The 18,000-odd Kamoro ethno-linguistic group occupy some 300 km of land along the north shore of the Arafura Sea. Their homeland lies to the west of their better-known language relatives, the more numerous Asmat.
For better or worse, a section of the Kamoro lands lie within the contract of works area of the huge Grasberg mine operated by Freeport Indonesia, and majority owned by the Indonesian government. The mining company has financed several large-scale programs beneficial to the affected villages to compensate them for their lost sago groves.
One of these programs which I ran for 20 years helped to revive and encourage their culture and traditional woodcarving skills. Whilst I have based this book on my personal experiences on this group, I have also sought out the works of explorers, missionaries and anthropologists who have gone before me.
About the series
The aim is to provide a conduit for the publication of studies on the Island of New Guinea, with its two established political divisions, but will also include other associated patterns of islands.

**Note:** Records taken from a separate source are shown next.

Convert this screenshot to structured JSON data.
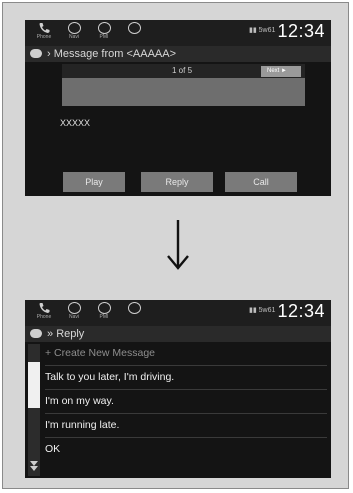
{
  "colors": {
    "screen_bg": "#141414",
    "button_gray": "#7a7a7a",
    "panel_gray": "#6e6e6e",
    "text_light": "#f0f0f0"
  },
  "statusbar": {
    "shortcuts": [
      {
        "label": "Phone",
        "icon": "phone-icon"
      },
      {
        "label": "Navi",
        "icon": "navi-icon"
      },
      {
        "label": "PMI",
        "icon": "person-icon"
      },
      {
        "label": "",
        "icon": "circle-icon"
      }
    ],
    "signal_text": "▮▮ 5w61",
    "time": "12:34"
  },
  "screen1": {
    "title": "Message from <AAAAA>",
    "pager": "1 of 5",
    "next_label": "Next",
    "message_body": "XXXXX",
    "buttons": {
      "play": "Play",
      "reply": "Reply",
      "call": "Call"
    }
  },
  "screen2": {
    "title": "Reply",
    "items": [
      "+ Create New Message",
      "Talk to you later, I'm driving.",
      "I'm on my way.",
      "I'm running late.",
      "OK"
    ]
  }
}
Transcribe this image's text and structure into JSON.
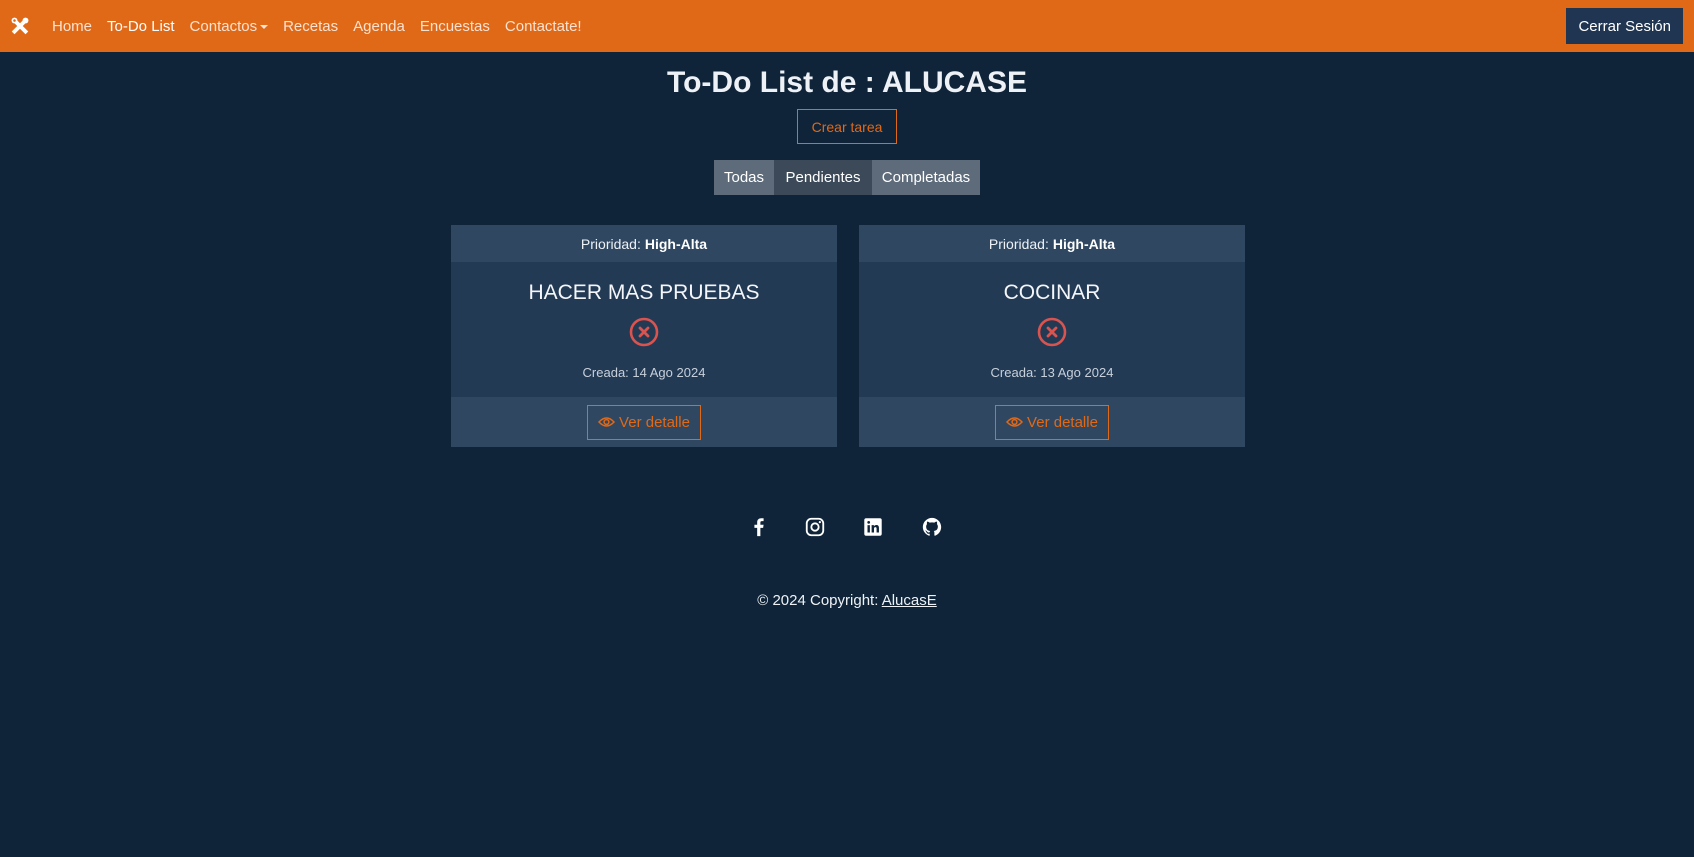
{
  "navbar": {
    "brand_icon": "tools-icon",
    "links": [
      {
        "label": "Home"
      },
      {
        "label": "To-Do List"
      },
      {
        "label": "Contactos"
      },
      {
        "label": "Recetas"
      },
      {
        "label": "Agenda"
      },
      {
        "label": "Encuestas"
      },
      {
        "label": "Contactate!"
      }
    ],
    "logout_label": "Cerrar Sesión",
    "color": "#e06918"
  },
  "page": {
    "title": "To-Do List de : ALUCASE",
    "create_label": "Crear tarea"
  },
  "filters": [
    "Todas",
    "Pendientes",
    "Completadas"
  ],
  "tasks": [
    {
      "priority_label": "Prioridad:",
      "priority": "High-Alta",
      "title": "HACER MAS PRUEBAS",
      "status_icon": "x-circle-icon",
      "created": "Creada: 14 Ago 2024",
      "detail_label": "Ver detalle"
    },
    {
      "priority_label": "Prioridad:",
      "priority": "High-Alta",
      "title": "COCINAR",
      "status_icon": "x-circle-icon",
      "created": "Creada: 13 Ago 2024",
      "detail_label": "Ver detalle"
    }
  ],
  "footer": {
    "social_icons": [
      "facebook-icon",
      "instagram-icon",
      "linkedin-icon",
      "github-icon"
    ],
    "copyright_text": "© 2024 Copyright: ",
    "copyright_link": "AlucasE"
  }
}
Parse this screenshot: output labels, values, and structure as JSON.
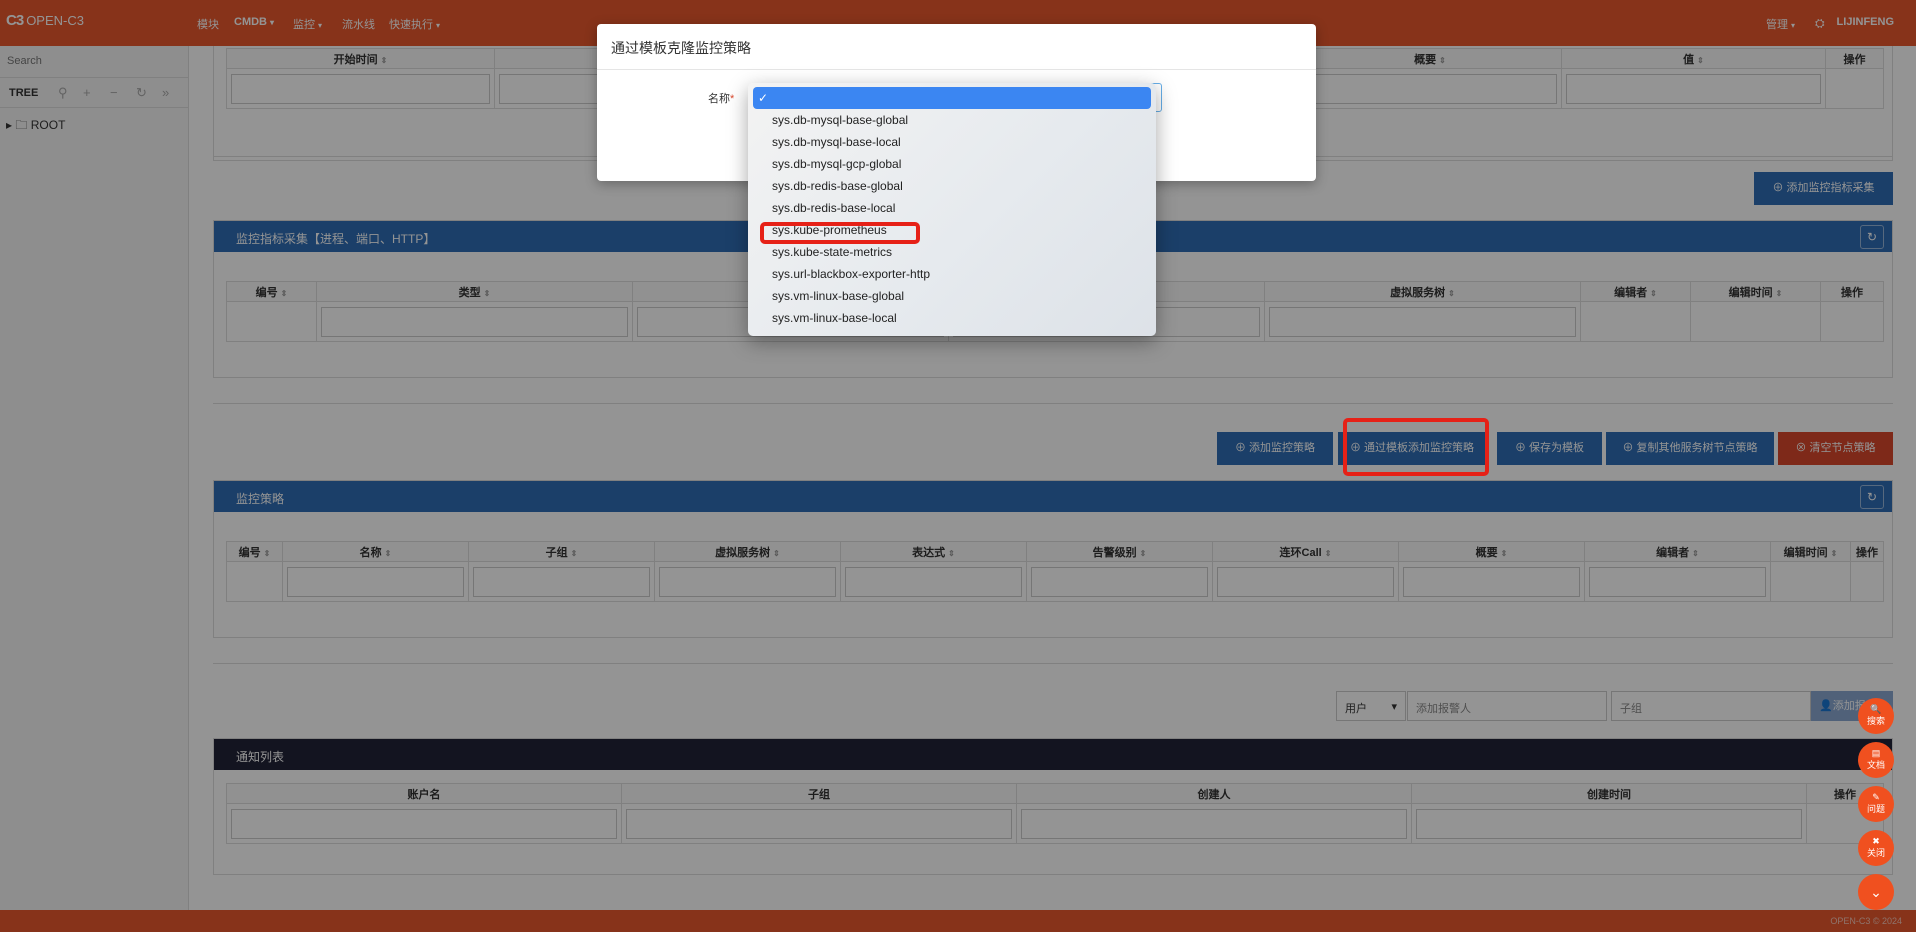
{
  "nav": {
    "logo": "OPEN-C3",
    "items": [
      "模块",
      "CMDB",
      "监控",
      "流水线",
      "快速执行"
    ],
    "admin": "管理",
    "user": "LIJINFENG"
  },
  "sidebar": {
    "search_placeholder": "Search",
    "tree_label": "TREE",
    "root": "ROOT"
  },
  "top_table": {
    "headers": [
      "开始时间",
      "概要",
      "值",
      "操作"
    ]
  },
  "metrics_panel": {
    "add_button": "添加监控指标采集",
    "title": "监控指标采集【进程、端口、HTTP】",
    "headers": [
      "编号",
      "类型",
      "虚拟服务树",
      "编辑者",
      "编辑时间",
      "操作"
    ]
  },
  "strategy_buttons": {
    "add": "添加监控策略",
    "template": "通过模板添加监控策略",
    "save_template": "保存为模板",
    "copy": "复制其他服务树节点策略",
    "clear": "清空节点策略"
  },
  "strategy_panel": {
    "title": "监控策略",
    "headers": [
      "编号",
      "名称",
      "子组",
      "虚拟服务树",
      "表达式",
      "告警级别",
      "连环Call",
      "概要",
      "编辑者",
      "编辑时间",
      "操作"
    ]
  },
  "notify_controls": {
    "select_value": "用户",
    "add_placeholder": "添加报警人",
    "group_placeholder": "子组",
    "add_button": "添加报"
  },
  "notify_panel": {
    "title": "通知列表",
    "headers": [
      "账户名",
      "子组",
      "创建人",
      "创建时间",
      "操作"
    ]
  },
  "fabs": [
    "搜索",
    "文档",
    "问题",
    "关闭"
  ],
  "footer": "OPEN-C3 © 2024",
  "modal": {
    "title": "通过模板克隆监控策略",
    "label": "名称",
    "required_mark": "*"
  },
  "dropdown": {
    "options": [
      "",
      "sys.db-mysql-base-global",
      "sys.db-mysql-base-local",
      "sys.db-mysql-gcp-global",
      "sys.db-redis-base-global",
      "sys.db-redis-base-local",
      "sys.kube-prometheus",
      "sys.kube-state-metrics",
      "sys.url-blackbox-exporter-http",
      "sys.vm-linux-base-global",
      "sys.vm-linux-base-local"
    ],
    "selected_index": 0,
    "highlighted_option": "sys.kube-prometheus"
  },
  "colors": {
    "nav": "#e8582e",
    "panel_header": "#2f6db5",
    "panel_header_dark": "#222437",
    "danger": "#d9472b",
    "highlight_box": "#e62117",
    "dropdown_selected": "#3b86f2"
  }
}
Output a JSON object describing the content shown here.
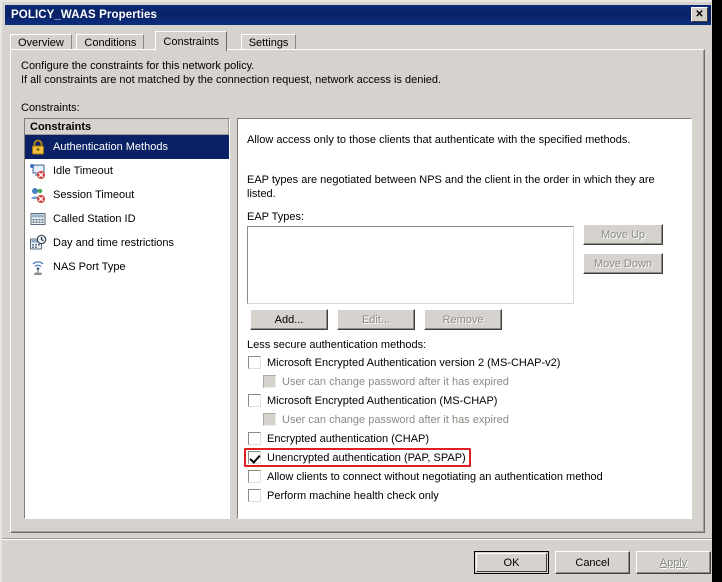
{
  "window": {
    "title": "POLICY_WAAS Properties",
    "close_label": "✕"
  },
  "tabs": [
    {
      "label": "Overview",
      "selected": false
    },
    {
      "label": "Conditions",
      "selected": false
    },
    {
      "label": "Constraints",
      "selected": true
    },
    {
      "label": "Settings",
      "selected": false
    }
  ],
  "description": {
    "line1": "Configure the constraints for this network policy.",
    "line2": "If all constraints are not matched by the connection request, network access is denied.",
    "constraints_label": "Constraints:"
  },
  "constraints_list": {
    "header": "Constraints",
    "items": [
      {
        "label": "Authentication Methods",
        "icon": "lock-icon",
        "selected": true
      },
      {
        "label": "Idle Timeout",
        "icon": "idle-timeout-icon",
        "selected": false
      },
      {
        "label": "Session Timeout",
        "icon": "session-timeout-icon",
        "selected": false
      },
      {
        "label": "Called Station ID",
        "icon": "called-station-id-icon",
        "selected": false
      },
      {
        "label": "Day and time restrictions",
        "icon": "calendar-clock-icon",
        "selected": false
      },
      {
        "label": "NAS Port Type",
        "icon": "nas-port-type-icon",
        "selected": false
      }
    ]
  },
  "panel": {
    "allow_text": "Allow access only to those clients that authenticate with the specified methods.",
    "eap_info_line1": "EAP types are negotiated between NPS and the client in the order in which they are",
    "eap_info_line2": "listed.",
    "eap_types_label": "EAP Types:",
    "eap_types_values": [],
    "buttons": {
      "move_up": {
        "label": "Move Up",
        "enabled": false
      },
      "move_down": {
        "label": "Move Down",
        "enabled": false
      },
      "add": {
        "label": "Add...",
        "enabled": true
      },
      "edit": {
        "label": "Edit...",
        "enabled": false
      },
      "remove": {
        "label": "Remove",
        "enabled": false
      }
    },
    "less_secure_label": "Less secure authentication methods:",
    "checkboxes": [
      {
        "label": "Microsoft Encrypted Authentication version 2 (MS-CHAP-v2)",
        "checked": false,
        "enabled": true,
        "indent": false
      },
      {
        "label": "User can change password after it has expired",
        "checked": false,
        "enabled": false,
        "indent": true
      },
      {
        "label": "Microsoft Encrypted Authentication (MS-CHAP)",
        "checked": false,
        "enabled": true,
        "indent": false
      },
      {
        "label": "User can change password after it has expired",
        "checked": false,
        "enabled": false,
        "indent": true
      },
      {
        "label": "Encrypted authentication (CHAP)",
        "checked": false,
        "enabled": true,
        "indent": false
      },
      {
        "label": "Unencrypted authentication (PAP, SPAP)",
        "checked": true,
        "enabled": true,
        "indent": false,
        "highlighted": true
      },
      {
        "label": "Allow clients to connect without negotiating an authentication method",
        "checked": false,
        "enabled": true,
        "indent": false
      },
      {
        "label": "Perform machine health check only",
        "checked": false,
        "enabled": true,
        "indent": false
      }
    ]
  },
  "footer": {
    "ok": {
      "label": "OK",
      "enabled": true,
      "default": true
    },
    "cancel": {
      "label": "Cancel",
      "enabled": true
    },
    "apply": {
      "label": "Apply",
      "enabled": false
    }
  },
  "colors": {
    "titlebar": "#0a2265",
    "selection": "#0a2265",
    "dialog_face": "#d6d3ce",
    "highlight_outline": "#e02020"
  }
}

It will enable contributions from new knowledge workers—with their dissertations—and from established scholars. As there are numerous scholars who would like better coverage of the areas in which they have explored—as a tribute to the people they have worked with—as well as local scholars who understand the importance of their unique areas. It is felt that the approaches being trialed in the visual anthropology part of the series as area studies will bring a wider attention to the remarkable nature of the island.
The first volumes will be on modes of communication: oral history and folklore, and the emergence of a local literature. While the representation of all disciplines is welcome, comparative and whole island studies would be of great interest as well. For this, collaborative works or edited volumes may be needed.
It will allow for academic publications of a more preliminary kind—rather than exhaustive monographs, which are becoming more and more impossible to produce.
Where is the knowledge we have lost?
About the author
Dr Muller spent 22 years working and living with two Papuan groups, allowing him access to excellent relations with not just the people but also prominent academics and scientists and their resources.